I facilitate planning retreats every week and I’m always fascinated by the concept of the CASH CONVERSION CYCLE and how it engages every person in the room. Typically, the concept of cash is left to the business owner and the Controller and/or CFO. Cash is like oxygen for the business. Without it, the business simply dies. So the question is “how can we generate as much cash as possible to fuel growth and reduce the need for outside financing?” There are four parts of the CASH CONVERSION CYCLE and all four need to be analyzed and shortened as much as possible:
1) Sales Cycle
Shortening the sales cycle has an impact on cash! What are the ways the sales team can get to the market faster and less time between steps? How long does it take to bring a new product to the market? What is the R&D process like? How can we speed it up? The sales team is never asked to think about sales in the context of cash conversion. And you’ll be surprised what they come up with when asked. For them it’s really commission conversion cycle and they will become great advocates for the initiatives.
2) Make / Production Cycle
Shortening the make / production cycle has an impact on cash! What are the ways to speed up inventory turns and reduce inventory? How can the sales team get better orders so things get made right the first time? How can operations be organized to increase flow and capacity? How can LEAN techniques be used to eliminate waste of material and time?
3) Delivery Cycle
Shortening the delivery cycle has an impact on cash! We see so many easy to correct mistakes happen at this stage. And until delivery happens billing usually cannot be completed. How long does it take to complete the delivery of the product or service? Was the customer ready? Did they get exactly what they expected? Did the finished product have to be shipped back for re-work due to miscommunication or improper order taking? Did the product work like it was supposed to? Did Quality Control do their job right?
4) Billing Cycle

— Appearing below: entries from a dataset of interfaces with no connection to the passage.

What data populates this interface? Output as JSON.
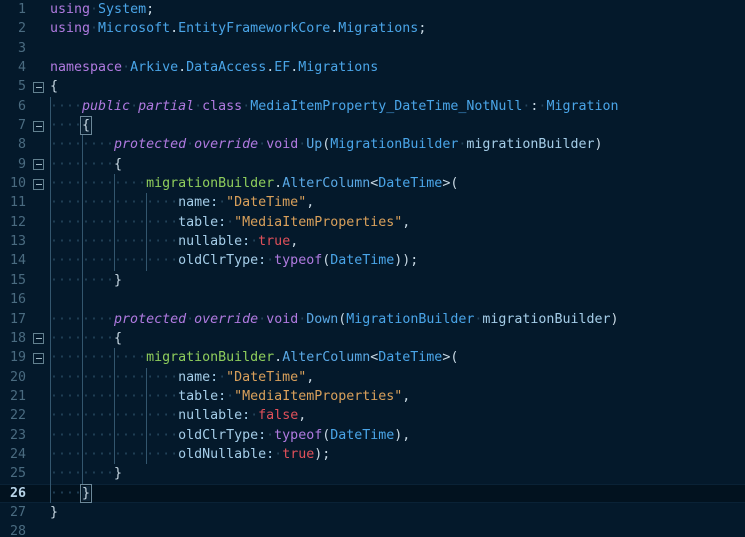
{
  "editor": {
    "background_color": "#04192b",
    "active_line_color": "#02121f",
    "gutter_color": "#4a6b80",
    "language": "csharp",
    "active_line_number": 26,
    "total_lines": 28,
    "whitespace_dot": "·",
    "fold_icon_name": "fold-collapse-icon",
    "colors": {
      "keyword": "#b07ae0",
      "type": "#4aa5e8",
      "method": "#5aa9e6",
      "local_variable": "#8fce5c",
      "parameter": "#a5cde8",
      "string": "#d9a05b",
      "boolean": "#e0505a",
      "punctuation": "#c9d9e4",
      "whitespace_guide": "#33566e",
      "line_number": "#4a6b80",
      "line_number_active": "#b8d4e8"
    }
  },
  "lines": [
    {
      "num": "1",
      "fold": false,
      "indent_guides": [],
      "tokens": [
        {
          "t": "using",
          "c": "kw"
        },
        {
          "t": "·",
          "c": "ws"
        },
        {
          "t": "System",
          "c": "type"
        },
        {
          "t": ";",
          "c": "punct"
        }
      ]
    },
    {
      "num": "2",
      "fold": false,
      "indent_guides": [],
      "tokens": [
        {
          "t": "using",
          "c": "kw"
        },
        {
          "t": "·",
          "c": "ws"
        },
        {
          "t": "Microsoft",
          "c": "type"
        },
        {
          "t": ".",
          "c": "punct"
        },
        {
          "t": "EntityFrameworkCore",
          "c": "type"
        },
        {
          "t": ".",
          "c": "punct"
        },
        {
          "t": "Migrations",
          "c": "type"
        },
        {
          "t": ";",
          "c": "punct"
        }
      ]
    },
    {
      "num": "3",
      "fold": false,
      "indent_guides": [],
      "tokens": []
    },
    {
      "num": "4",
      "fold": false,
      "indent_guides": [],
      "tokens": [
        {
          "t": "namespace",
          "c": "kw"
        },
        {
          "t": "·",
          "c": "ws"
        },
        {
          "t": "Arkive",
          "c": "type"
        },
        {
          "t": ".",
          "c": "punct"
        },
        {
          "t": "DataAccess",
          "c": "type"
        },
        {
          "t": ".",
          "c": "punct"
        },
        {
          "t": "EF",
          "c": "type"
        },
        {
          "t": ".",
          "c": "punct"
        },
        {
          "t": "Migrations",
          "c": "type"
        }
      ]
    },
    {
      "num": "5",
      "fold": true,
      "indent_guides": [],
      "tokens": [
        {
          "t": "{",
          "c": "punct"
        }
      ]
    },
    {
      "num": "6",
      "fold": false,
      "indent_guides": [
        0
      ],
      "tokens": [
        {
          "t": "····",
          "c": "ws"
        },
        {
          "t": "public",
          "c": "kw-it"
        },
        {
          "t": "·",
          "c": "ws"
        },
        {
          "t": "partial",
          "c": "kw-it"
        },
        {
          "t": "·",
          "c": "ws"
        },
        {
          "t": "class",
          "c": "kw"
        },
        {
          "t": "·",
          "c": "ws"
        },
        {
          "t": "MediaItemProperty_DateTime_NotNull",
          "c": "type"
        },
        {
          "t": "·",
          "c": "ws"
        },
        {
          "t": ":",
          "c": "punct"
        },
        {
          "t": "·",
          "c": "ws"
        },
        {
          "t": "Migration",
          "c": "type"
        }
      ]
    },
    {
      "num": "7",
      "fold": true,
      "indent_guides": [
        0
      ],
      "tokens": [
        {
          "t": "····",
          "c": "ws"
        },
        {
          "t": "{",
          "c": "punct",
          "match": true
        }
      ]
    },
    {
      "num": "8",
      "fold": false,
      "indent_guides": [
        0,
        1
      ],
      "tokens": [
        {
          "t": "········",
          "c": "ws"
        },
        {
          "t": "protected",
          "c": "kw-it"
        },
        {
          "t": "·",
          "c": "ws"
        },
        {
          "t": "override",
          "c": "kw-it"
        },
        {
          "t": "·",
          "c": "ws"
        },
        {
          "t": "void",
          "c": "kw"
        },
        {
          "t": "·",
          "c": "ws"
        },
        {
          "t": "Up",
          "c": "method"
        },
        {
          "t": "(",
          "c": "punct"
        },
        {
          "t": "MigrationBuilder",
          "c": "type"
        },
        {
          "t": "·",
          "c": "ws"
        },
        {
          "t": "migrationBuilder",
          "c": "param"
        },
        {
          "t": ")",
          "c": "punct"
        }
      ]
    },
    {
      "num": "9",
      "fold": true,
      "indent_guides": [
        0,
        1
      ],
      "tokens": [
        {
          "t": "········",
          "c": "ws"
        },
        {
          "t": "{",
          "c": "punct"
        }
      ]
    },
    {
      "num": "10",
      "fold": true,
      "indent_guides": [
        0,
        1,
        2
      ],
      "tokens": [
        {
          "t": "············",
          "c": "ws"
        },
        {
          "t": "migrationBuilder",
          "c": "local"
        },
        {
          "t": ".",
          "c": "punct"
        },
        {
          "t": "AlterColumn",
          "c": "method"
        },
        {
          "t": "<",
          "c": "punct"
        },
        {
          "t": "DateTime",
          "c": "type"
        },
        {
          "t": ">",
          "c": "punct"
        },
        {
          "t": "(",
          "c": "punct"
        }
      ]
    },
    {
      "num": "11",
      "fold": false,
      "indent_guides": [
        0,
        1,
        2,
        3
      ],
      "tokens": [
        {
          "t": "················",
          "c": "ws"
        },
        {
          "t": "name:",
          "c": "param"
        },
        {
          "t": "·",
          "c": "ws"
        },
        {
          "t": "\"DateTime\"",
          "c": "str"
        },
        {
          "t": ",",
          "c": "punct"
        }
      ]
    },
    {
      "num": "12",
      "fold": false,
      "indent_guides": [
        0,
        1,
        2,
        3
      ],
      "tokens": [
        {
          "t": "················",
          "c": "ws"
        },
        {
          "t": "table:",
          "c": "param"
        },
        {
          "t": "·",
          "c": "ws"
        },
        {
          "t": "\"MediaItemProperties\"",
          "c": "str"
        },
        {
          "t": ",",
          "c": "punct"
        }
      ]
    },
    {
      "num": "13",
      "fold": false,
      "indent_guides": [
        0,
        1,
        2,
        3
      ],
      "tokens": [
        {
          "t": "················",
          "c": "ws"
        },
        {
          "t": "nullable:",
          "c": "param"
        },
        {
          "t": "·",
          "c": "ws"
        },
        {
          "t": "true",
          "c": "bool"
        },
        {
          "t": ",",
          "c": "punct"
        }
      ]
    },
    {
      "num": "14",
      "fold": false,
      "indent_guides": [
        0,
        1,
        2,
        3
      ],
      "tokens": [
        {
          "t": "················",
          "c": "ws"
        },
        {
          "t": "oldClrType:",
          "c": "param"
        },
        {
          "t": "·",
          "c": "ws"
        },
        {
          "t": "typeof",
          "c": "kw"
        },
        {
          "t": "(",
          "c": "punct"
        },
        {
          "t": "DateTime",
          "c": "type"
        },
        {
          "t": "));",
          "c": "punct"
        }
      ]
    },
    {
      "num": "15",
      "fold": false,
      "indent_guides": [
        0,
        1
      ],
      "tokens": [
        {
          "t": "········",
          "c": "ws"
        },
        {
          "t": "}",
          "c": "punct"
        }
      ]
    },
    {
      "num": "16",
      "fold": false,
      "indent_guides": [
        0,
        1
      ],
      "tokens": []
    },
    {
      "num": "17",
      "fold": false,
      "indent_guides": [
        0,
        1
      ],
      "tokens": [
        {
          "t": "········",
          "c": "ws"
        },
        {
          "t": "protected",
          "c": "kw-it"
        },
        {
          "t": "·",
          "c": "ws"
        },
        {
          "t": "override",
          "c": "kw-it"
        },
        {
          "t": "·",
          "c": "ws"
        },
        {
          "t": "void",
          "c": "kw"
        },
        {
          "t": "·",
          "c": "ws"
        },
        {
          "t": "Down",
          "c": "method"
        },
        {
          "t": "(",
          "c": "punct"
        },
        {
          "t": "MigrationBuilder",
          "c": "type"
        },
        {
          "t": "·",
          "c": "ws"
        },
        {
          "t": "migrationBuilder",
          "c": "param"
        },
        {
          "t": ")",
          "c": "punct"
        }
      ]
    },
    {
      "num": "18",
      "fold": true,
      "indent_guides": [
        0,
        1
      ],
      "tokens": [
        {
          "t": "········",
          "c": "ws"
        },
        {
          "t": "{",
          "c": "punct"
        }
      ]
    },
    {
      "num": "19",
      "fold": true,
      "indent_guides": [
        0,
        1,
        2
      ],
      "tokens": [
        {
          "t": "············",
          "c": "ws"
        },
        {
          "t": "migrationBuilder",
          "c": "local"
        },
        {
          "t": ".",
          "c": "punct"
        },
        {
          "t": "AlterColumn",
          "c": "method"
        },
        {
          "t": "<",
          "c": "punct"
        },
        {
          "t": "DateTime",
          "c": "type"
        },
        {
          "t": ">",
          "c": "punct"
        },
        {
          "t": "(",
          "c": "punct"
        }
      ]
    },
    {
      "num": "20",
      "fold": false,
      "indent_guides": [
        0,
        1,
        2,
        3
      ],
      "tokens": [
        {
          "t": "················",
          "c": "ws"
        },
        {
          "t": "name:",
          "c": "param"
        },
        {
          "t": "·",
          "c": "ws"
        },
        {
          "t": "\"DateTime\"",
          "c": "str"
        },
        {
          "t": ",",
          "c": "punct"
        }
      ]
    },
    {
      "num": "21",
      "fold": false,
      "indent_guides": [
        0,
        1,
        2,
        3
      ],
      "tokens": [
        {
          "t": "················",
          "c": "ws"
        },
        {
          "t": "table:",
          "c": "param"
        },
        {
          "t": "·",
          "c": "ws"
        },
        {
          "t": "\"MediaItemProperties\"",
          "c": "str"
        },
        {
          "t": ",",
          "c": "punct"
        }
      ]
    },
    {
      "num": "22",
      "fold": false,
      "indent_guides": [
        0,
        1,
        2,
        3
      ],
      "tokens": [
        {
          "t": "················",
          "c": "ws"
        },
        {
          "t": "nullable:",
          "c": "param"
        },
        {
          "t": "·",
          "c": "ws"
        },
        {
          "t": "false",
          "c": "bool"
        },
        {
          "t": ",",
          "c": "punct"
        }
      ]
    },
    {
      "num": "23",
      "fold": false,
      "indent_guides": [
        0,
        1,
        2,
        3
      ],
      "tokens": [
        {
          "t": "················",
          "c": "ws"
        },
        {
          "t": "oldClrType:",
          "c": "param"
        },
        {
          "t": "·",
          "c": "ws"
        },
        {
          "t": "typeof",
          "c": "kw"
        },
        {
          "t": "(",
          "c": "punct"
        },
        {
          "t": "DateTime",
          "c": "type"
        },
        {
          "t": "),",
          "c": "punct"
        }
      ]
    },
    {
      "num": "24",
      "fold": false,
      "indent_guides": [
        0,
        1,
        2,
        3
      ],
      "tokens": [
        {
          "t": "················",
          "c": "ws"
        },
        {
          "t": "oldNullable:",
          "c": "param"
        },
        {
          "t": "·",
          "c": "ws"
        },
        {
          "t": "true",
          "c": "bool"
        },
        {
          "t": ");",
          "c": "punct"
        }
      ]
    },
    {
      "num": "25",
      "fold": false,
      "indent_guides": [
        0,
        1
      ],
      "tokens": [
        {
          "t": "········",
          "c": "ws"
        },
        {
          "t": "}",
          "c": "punct"
        }
      ]
    },
    {
      "num": "26",
      "fold": false,
      "active": true,
      "indent_guides": [
        0
      ],
      "tokens": [
        {
          "t": "····",
          "c": "ws"
        },
        {
          "t": "}",
          "c": "punct",
          "match": true
        }
      ]
    },
    {
      "num": "27",
      "fold": false,
      "indent_guides": [],
      "tokens": [
        {
          "t": "}",
          "c": "punct"
        }
      ]
    },
    {
      "num": "28",
      "fold": false,
      "indent_guides": [],
      "tokens": []
    }
  ]
}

Shortening the billing cycle has an impact on cash! Most companies think they are stuck in a billing format due to their industry norms. The reality is most clients are willing to pay faster or are willing to change when billing happens. The trick is you have to ask! For example, instead of billing everything at once after the service is completed, consider X% up front and progress billing. If you typically bill monthly, start billing bi-weekly. If you bill bi-weekly, start billing weekly. If you are a service based business and usually bill for work after it was performed, start billing for work before it is performed.
Look for 100 hundred ways to shorten cycle times and never stop looking. Make it a point, each quarter, to find an area the company will focus on and improve. I guarantee when you look at your business through the lens of cash you’ll realize when you make cash improvements you are also making significant process improvements.